GM is alive and it only cost the taxpayers 24 billion dollars in losses.
“The Detroit automaker said it will purchase 200 million shares of GM stock held by Treasury for $5.5 billion — or $27.50 per share — nearly $2 above the stock’s closing price on Tuesday,” the Detriot News reports.
However, the break even price — the price that GM would need to pay for each share in order to pay back the money the government put in to the company —was $53 a share.
And since that’s never going to happen, enjoy the 24 billion dollar company you no longer own, but that you paid for anyway.
Don’t assume for a moment that the bleeding is limited to 24 billion dollars.
The Treasury has said it expects to lose $24.3 billion on the $85 billion auto bailout. Treasury also holds a 74 percent stake in Ally Financial Inc., the Detroit-based auto lender, as part of a $17.2 billion bailout.
Last year, the government exited Chrysler Group LLC and booked a $1.3 billion loss on its $12.5 billion bailout. The government had planned an initial public offering of Ally in 2011 but put it on hold because of market conditions. Any IPO won’t occur until after Ally’s troubled mortgage unit ResCap completes its bankruptcy restructuring.

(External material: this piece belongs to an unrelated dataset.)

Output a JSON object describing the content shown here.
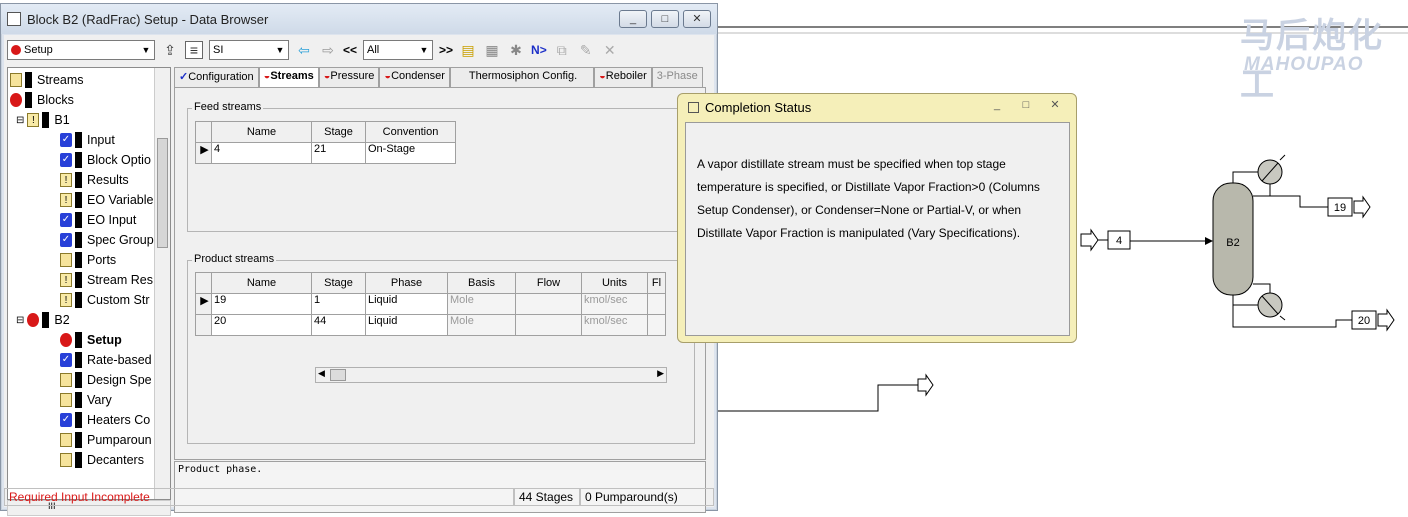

Hostess, by way of comparison, had 1.4 billion in liabilities, most of that was to the union pension fund. It also had 2.5 billion dollars in annual revenues and employed 19,000 people. But some unions are just better connected than others.